As lash artists we do all we can to ensure our clients are satisfied from the moment they step into our establishment. While they are in our care, it is up to us to educate them on the way they care for their lashes once they leave. It is frustrating to have a client return for her routine fill and it looks like she plucked her extensions off. She may be asking you why they aren’t lasting, and you may be wondering what she did after she left that made them not last. There are some occasions where it could be your fault, not applying enough adhesive and using old adhesive are the most common causes. So, what can you do to help your client take care of her lash set so she gets to enjoy them longer and you get a loyal client returning when she should?
We want our clients to be happy and get the most out of their service. In a previous blog I talked about answering your client’s questions and how consultations are vital with new clients. The education shouldn’t stop after their first appointment. Some clients are so excited about their new beauty accessory that what you say can go in one ear and out the other, so gentle reminders are helpful. If you notice a client isn’t experiencing your preferred retention and you have ruled out that it is not due to your technique or products, it’s time to check in with them and see what is going on.
What makeup or products should be avoided with eyelash extensions?
Certain cosmetic products can break down the adhesive faster than others. Cyanoacrylate is the main ingredient in eyelash extension adhesives and is a polar molecule. I’m sure you are familiar with the saying, “like attracts like”, but in this case, “like dissolves like”. Polar molecules are broken down by other polar molecules. The same is true for nonpolar molecules. Many cosmetics contain both polar and nonpolar molecules, and the ones that contain more polar molecules should be avoided to preserve the life of the lash extensions.
Makeup that doesn’t have direct contact with your lashes, like powder or foundation, do not need to be avoided regardless of their chemical composition. Products that come into direct contact with the lashes are typically, eyeliner, mascara, eyeshadow, and makeup removers.
Eyeliner - Tell your clients to opt for a liquid or gel-based eyeliner and avoid wax-based ones. Most pencil liners contain wax which helps the product stick to the skin on your eyelids as well as your lashes. Removing the pencil liner can cause lashes to be pulled out, as well as leave residue in the lashes even after using a makeup remover. An alternative to using eyeliner is to go for fuller lashes that give the illusion of eyeliner.
Mascara – Most clients get eyelash extensions to avoid wearing mascara. For clients with classic sets, who want to add a little extra volume or drama to their lashes, they need to use a water-based oil free mascara. I never recommend wearing mascara with volume lashes as it closes the fans. If a client chooses to use a lash extension safe mascara, they need to be gentle when removing it so as to not pull out any extensions.

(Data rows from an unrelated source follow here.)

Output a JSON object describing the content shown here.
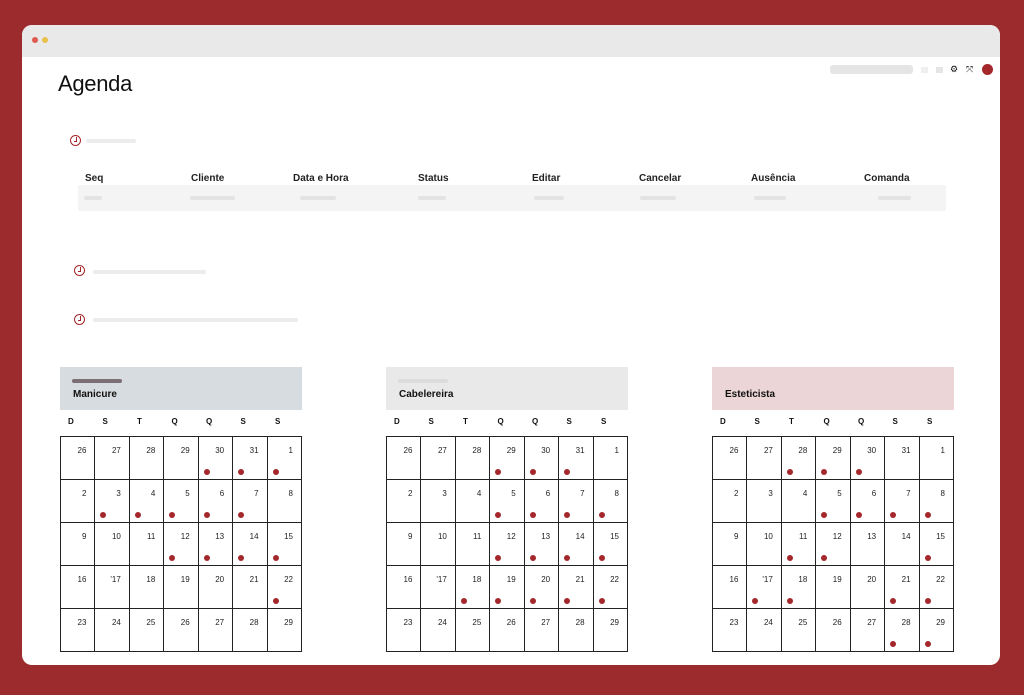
{
  "page": {
    "title": "Agenda"
  },
  "topbar": {
    "icons": [
      "gear-icon",
      "expand-icon",
      "avatar"
    ]
  },
  "table": {
    "headers": [
      "Seq",
      "Cliente",
      "Data e Hora",
      "Status",
      "Editar",
      "Cancelar",
      "Ausência",
      "Comanda"
    ]
  },
  "calendars": [
    {
      "label": "Manicure",
      "header_color": "#d7dce0",
      "bar_color": "#7b6e74",
      "weekdays": [
        "D",
        "S",
        "T",
        "Q",
        "Q",
        "S",
        "S"
      ],
      "days": [
        {
          "n": "26",
          "ev": false
        },
        {
          "n": "27",
          "ev": false
        },
        {
          "n": "28",
          "ev": false
        },
        {
          "n": "29",
          "ev": false
        },
        {
          "n": "30",
          "ev": true
        },
        {
          "n": "31",
          "ev": true
        },
        {
          "n": "1",
          "ev": true
        },
        {
          "n": "2",
          "ev": false
        },
        {
          "n": "3",
          "ev": true
        },
        {
          "n": "4",
          "ev": true
        },
        {
          "n": "5",
          "ev": true
        },
        {
          "n": "6",
          "ev": true
        },
        {
          "n": "7",
          "ev": true
        },
        {
          "n": "8",
          "ev": false
        },
        {
          "n": "9",
          "ev": false
        },
        {
          "n": "10",
          "ev": false
        },
        {
          "n": "11",
          "ev": false
        },
        {
          "n": "12",
          "ev": true
        },
        {
          "n": "13",
          "ev": true
        },
        {
          "n": "14",
          "ev": true
        },
        {
          "n": "15",
          "ev": true
        },
        {
          "n": "16",
          "ev": false
        },
        {
          "n": "'17",
          "ev": false
        },
        {
          "n": "18",
          "ev": false
        },
        {
          "n": "19",
          "ev": false
        },
        {
          "n": "20",
          "ev": false
        },
        {
          "n": "21",
          "ev": false
        },
        {
          "n": "22",
          "ev": true
        },
        {
          "n": "23",
          "ev": false
        },
        {
          "n": "24",
          "ev": false
        },
        {
          "n": "25",
          "ev": false
        },
        {
          "n": "26",
          "ev": false
        },
        {
          "n": "27",
          "ev": false
        },
        {
          "n": "28",
          "ev": false
        },
        {
          "n": "29",
          "ev": false
        }
      ]
    },
    {
      "label": "Cabelereira",
      "header_color": "#e9e9e9",
      "bar_color": "#dcdcdc",
      "weekdays": [
        "D",
        "S",
        "T",
        "Q",
        "Q",
        "S",
        "S"
      ],
      "days": [
        {
          "n": "26",
          "ev": false
        },
        {
          "n": "27",
          "ev": false
        },
        {
          "n": "28",
          "ev": false
        },
        {
          "n": "29",
          "ev": true
        },
        {
          "n": "30",
          "ev": true
        },
        {
          "n": "31",
          "ev": true
        },
        {
          "n": "1",
          "ev": false
        },
        {
          "n": "2",
          "ev": false
        },
        {
          "n": "3",
          "ev": false
        },
        {
          "n": "4",
          "ev": false
        },
        {
          "n": "5",
          "ev": true
        },
        {
          "n": "6",
          "ev": true
        },
        {
          "n": "7",
          "ev": true
        },
        {
          "n": "8",
          "ev": true
        },
        {
          "n": "9",
          "ev": false
        },
        {
          "n": "10",
          "ev": false
        },
        {
          "n": "11",
          "ev": false
        },
        {
          "n": "12",
          "ev": true
        },
        {
          "n": "13",
          "ev": true
        },
        {
          "n": "14",
          "ev": true
        },
        {
          "n": "15",
          "ev": true
        },
        {
          "n": "16",
          "ev": false
        },
        {
          "n": "'17",
          "ev": false
        },
        {
          "n": "18",
          "ev": true
        },
        {
          "n": "19",
          "ev": true
        },
        {
          "n": "20",
          "ev": true
        },
        {
          "n": "21",
          "ev": true
        },
        {
          "n": "22",
          "ev": true
        },
        {
          "n": "23",
          "ev": false
        },
        {
          "n": "24",
          "ev": false
        },
        {
          "n": "25",
          "ev": false
        },
        {
          "n": "26",
          "ev": false
        },
        {
          "n": "27",
          "ev": false
        },
        {
          "n": "28",
          "ev": false
        },
        {
          "n": "29",
          "ev": false
        }
      ]
    },
    {
      "label": "Esteticista",
      "header_color": "#ecd5d6",
      "bar_color": "",
      "weekdays": [
        "D",
        "S",
        "T",
        "Q",
        "Q",
        "S",
        "S"
      ],
      "days": [
        {
          "n": "26",
          "ev": false
        },
        {
          "n": "27",
          "ev": false
        },
        {
          "n": "28",
          "ev": true
        },
        {
          "n": "29",
          "ev": true
        },
        {
          "n": "30",
          "ev": true
        },
        {
          "n": "31",
          "ev": false
        },
        {
          "n": "1",
          "ev": false
        },
        {
          "n": "2",
          "ev": false
        },
        {
          "n": "3",
          "ev": false
        },
        {
          "n": "4",
          "ev": false
        },
        {
          "n": "5",
          "ev": true
        },
        {
          "n": "6",
          "ev": true
        },
        {
          "n": "7",
          "ev": true
        },
        {
          "n": "8",
          "ev": true
        },
        {
          "n": "9",
          "ev": false
        },
        {
          "n": "10",
          "ev": false
        },
        {
          "n": "11",
          "ev": true
        },
        {
          "n": "12",
          "ev": true
        },
        {
          "n": "13",
          "ev": false
        },
        {
          "n": "14",
          "ev": false
        },
        {
          "n": "15",
          "ev": true
        },
        {
          "n": "16",
          "ev": false
        },
        {
          "n": "'17",
          "ev": true
        },
        {
          "n": "18",
          "ev": true
        },
        {
          "n": "19",
          "ev": false
        },
        {
          "n": "20",
          "ev": false
        },
        {
          "n": "21",
          "ev": true
        },
        {
          "n": "22",
          "ev": true
        },
        {
          "n": "23",
          "ev": false
        },
        {
          "n": "24",
          "ev": false
        },
        {
          "n": "25",
          "ev": false
        },
        {
          "n": "26",
          "ev": false
        },
        {
          "n": "27",
          "ev": false
        },
        {
          "n": "28",
          "ev": true
        },
        {
          "n": "29",
          "ev": true
        }
      ]
    }
  ],
  "colors": {
    "accent": "#a4272b",
    "background": "#9c2b2e"
  }
}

Eyeshadow – Cream and paste eyeshadows should be avoided as they will most likely dissolve the adhesive bond making the beautiful extensions fall off. Powder shadows are generally safe to use since they are not touching the lashes.
Makeup Remover – Many makeup removers are oil-based and should be avoided at all costs. The polar part of these removers weakens the bond between the eyelash extensions and the natural lashes, causing the extensions to fall off. Clients should also be aware that makeup wipes are also not the best option for the same reason. Baby shampoo or a lash cleanser specifically for the extensions is best. These cleansers are gentle around the eyes, but clean extremely well. Avoid using q-tips, cotton balls or pads to remove makeup as the cotton fibers will get caught in the lashes and can even pull lashes out. Using our disposable lint-free flocked applicators or micro swabs are your best bet.
What activities should be avoided?
The great thing about eyelash extensions is that having them should not interfere with your day to day life. Working out, sweating, swimming, etc are all fine activities to enjoy while wearing eyelash extensions. With that said, there are some clients who rub their eyes and pick at their lashes, sometimes absent mindedly or in their sleep. It is worth reminding your clients to avoid touching and rubbing their eyes harshly as this can pull out their natural lashes or make the extensions come off.
Enjoy your lashes!
The best way to preserve the lashes is to limit the wear and tear on them. Aside from the recommended daily washing and brushing, the eyelashes shouldn’t be played or tampered with.
As a lash artist, it is up to you to maintain the integrity of your eyelash extension adhesive for your clients. Opening a new bottle every four weeks is highly recommended, as the more exposure to air, from repeatedly opening and closing the bottle, will solidify the ingredients making it tacky and clumpy. This consistency is not good and will make it extremely hard to adhere to the natural lash.
Educating your clients on the dos and don’ts of after-care will make your job easier so you don’t have to try to apply a full set in the amount of time you have for a fill. You also won’t have to deal with an unhappy client. Education will make your clients aware that they are also responsible for their lash retention, and it doesn’t fall solely on you. Setting your clients up for success will ensure that they trust you and continue to return to you.